Reproduce the records word for word, apart from the images they contain.

Given records:
►

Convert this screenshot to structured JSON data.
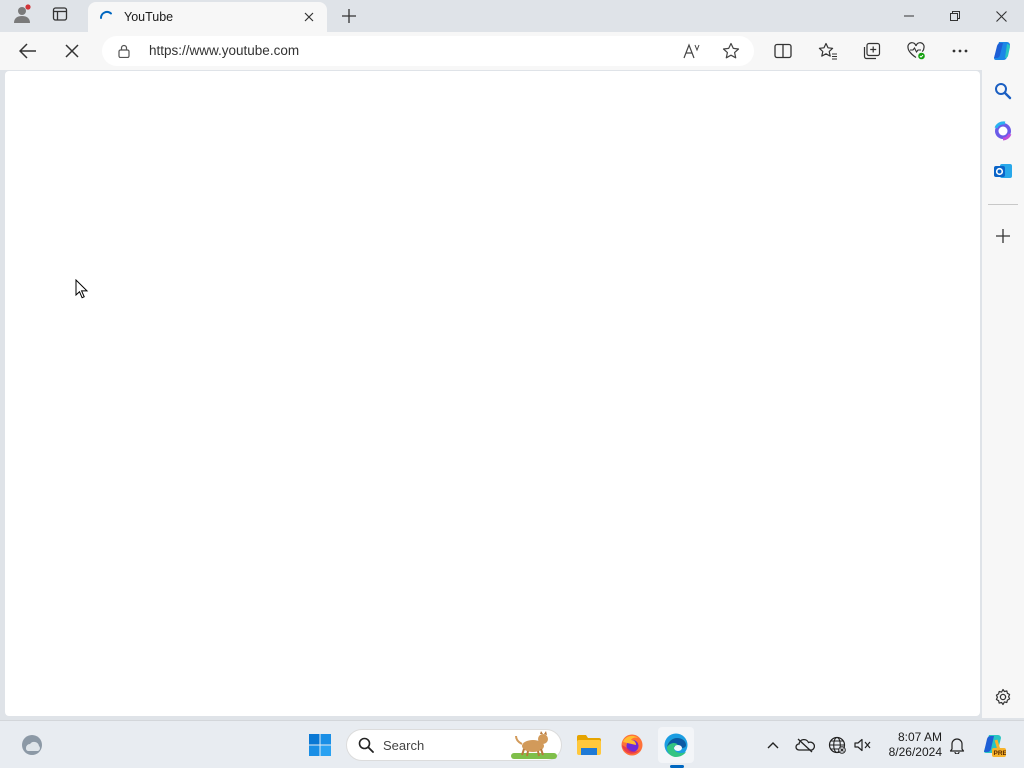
{
  "browser": {
    "tab": {
      "title": "YouTube"
    },
    "address_bar": {
      "url": "https://www.youtube.com"
    }
  },
  "taskbar": {
    "search_label": "Search",
    "clock": {
      "time": "8:07 AM",
      "date": "8/26/2024"
    }
  },
  "colors": {
    "accent": "#0067c0",
    "tab_active_bg": "#f7f7f7",
    "chrome_bg": "#dfe3e8",
    "page_bg": "#ffffff"
  },
  "icons": {
    "titlebar": [
      "profile-icon",
      "tab-actions-icon",
      "loading-spinner-icon",
      "close-icon",
      "plus-icon",
      "minimize-icon",
      "restore-icon",
      "close-icon"
    ],
    "toolbar": [
      "back-arrow-icon",
      "stop-icon",
      "lock-icon",
      "read-aloud-icon",
      "star-icon",
      "split-screen-icon",
      "favorites-icon",
      "collections-icon",
      "browser-essentials-icon",
      "more-icon",
      "copilot-icon"
    ],
    "sidebar": [
      "search-icon",
      "m365-icon",
      "outlook-icon",
      "plus-icon",
      "gear-icon"
    ],
    "taskbar": [
      "weather-icon",
      "windows-start-icon",
      "search-icon",
      "file-explorer-icon",
      "firefox-icon",
      "edge-icon",
      "chevron-up-icon",
      "onedrive-icon",
      "network-icon",
      "volume-icon",
      "bell-icon",
      "copilot-pre-icon"
    ]
  }
}
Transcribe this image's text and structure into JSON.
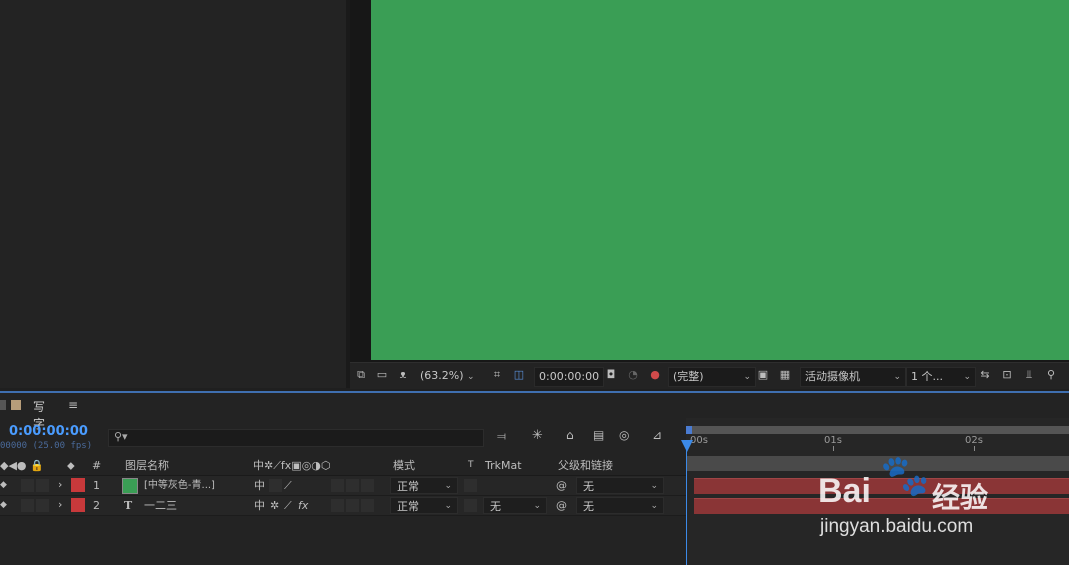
{
  "viewer_toolbar": {
    "zoom": "(63.2%)",
    "timecode": "0:00:00:00",
    "resolution": "(完整)",
    "camera": "活动摄像机",
    "views": "1 个..."
  },
  "timeline": {
    "tab_label": "写字",
    "menu_icon": "≡",
    "current_time": "0:00:00:00",
    "frame_info": "00000 (25.00 fps)",
    "search_placeholder": "",
    "columns": {
      "number": "#",
      "layer_name": "图层名称",
      "mode": "模式",
      "t": "T",
      "trkmat": "TrkMat",
      "parent": "父级和链接"
    },
    "ruler": [
      "00s",
      "01s",
      "02s"
    ],
    "layers": [
      {
        "num": "1",
        "name": "[中等灰色-青...]",
        "mode": "正常",
        "trkmat": "",
        "parent": "无",
        "label_color": "#c8393b",
        "type_icon": "solid"
      },
      {
        "num": "2",
        "name": "一二三",
        "type_glyph": "T",
        "mode": "正常",
        "trkmat": "无",
        "parent": "无",
        "label_color": "#c8393b",
        "type_icon": "text"
      }
    ]
  },
  "watermark": {
    "brand": "Bai",
    "brand_cn": "经验",
    "url": "jingyan.baidu.com"
  },
  "colors": {
    "canvas": "#3a9e55",
    "accent": "#3f6fb0",
    "layer_bar": "#8a3536"
  }
}
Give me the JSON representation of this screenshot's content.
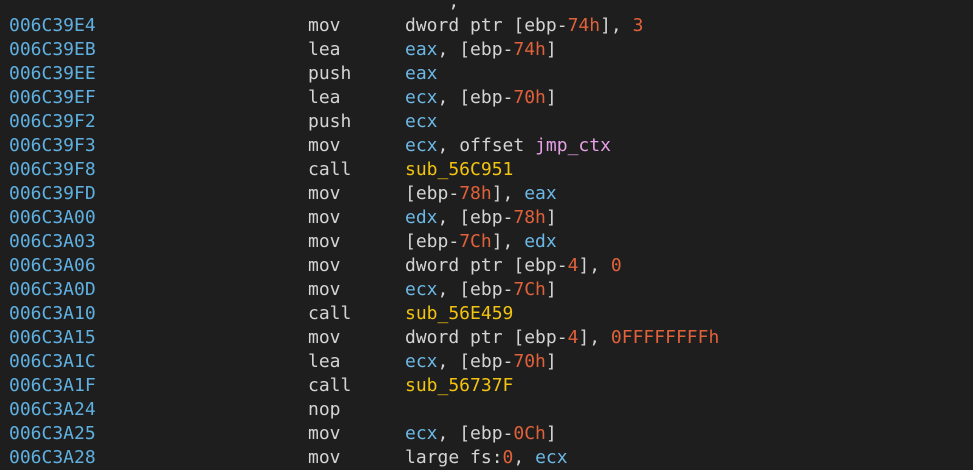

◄

Response:
Convert this screenshot to structured JSON data.
{
  "browser": {
    "tab": {
      "title": "YouTube"
    },
    "address_bar": {
      "url": "https://www.youtube.com"
    }
  },
  "taskbar": {
    "search_label": "Search",
    "clock": {
      "time": "8:07 AM",
      "date": "8/26/2024"
    }
  },
  "colors": {
    "accent": "#0067c0",
    "tab_active_bg": "#f7f7f7",
    "chrome_bg": "#dfe3e8",
    "page_bg": "#ffffff"
  },
  "icons": {
    "titlebar": [
      "profile-icon",
      "tab-actions-icon",
      "loading-spinner-icon",
      "close-icon",
      "plus-icon",
      "minimize-icon",
      "restore-icon",
      "close-icon"
    ],
    "toolbar": [
      "back-arrow-icon",
      "stop-icon",
      "lock-icon",
      "read-aloud-icon",
      "star-icon",
      "split-screen-icon",
      "favorites-icon",
      "collections-icon",
      "browser-essentials-icon",
      "more-icon",
      "copilot-icon"
    ],
    "sidebar": [
      "search-icon",
      "m365-icon",
      "outlook-icon",
      "plus-icon",
      "gear-icon"
    ],
    "taskbar": [
      "weather-icon",
      "windows-start-icon",
      "search-icon",
      "file-explorer-icon",
      "firefox-icon",
      "edge-icon",
      "chevron-up-icon",
      "onedrive-icon",
      "network-icon",
      "volume-icon",
      "bell-icon",
      "copilot-pre-icon"
    ]
  }
}
Transcribe this image's text and structure into JSON.
{
  "viewer_toolbar": {
    "zoom": "(63.2%)",
    "timecode": "0:00:00:00",
    "resolution": "(完整)",
    "camera": "活动摄像机",
    "views": "1 个..."
  },
  "timeline": {
    "tab_label": "写字",
    "menu_icon": "≡",
    "current_time": "0:00:00:00",
    "frame_info": "00000 (25.00 fps)",
    "search_placeholder": "",
    "columns": {
      "number": "#",
      "layer_name": "图层名称",
      "mode": "模式",
      "t": "T",
      "trkmat": "TrkMat",
      "parent": "父级和链接"
    },
    "ruler": [
      "00s",
      "01s",
      "02s"
    ],
    "layers": [
      {
        "num": "1",
        "name": "[中等灰色-青...]",
        "mode": "正常",
        "trkmat": "",
        "parent": "无",
        "label_color": "#c8393b",
        "type_icon": "solid"
      },
      {
        "num": "2",
        "name": "一二三",
        "type_glyph": "T",
        "mode": "正常",
        "trkmat": "无",
        "parent": "无",
        "label_color": "#c8393b",
        "type_icon": "text"
      }
    ]
  },
  "watermark": {
    "brand": "Bai",
    "brand_cn": "经验",
    "url": "jingyan.baidu.com"
  },
  "colors": {
    "canvas": "#3a9e55",
    "accent": "#3f6fb0",
    "layer_bar": "#8a3536"
  }
}
Give me the JSON representation of this screenshot's content.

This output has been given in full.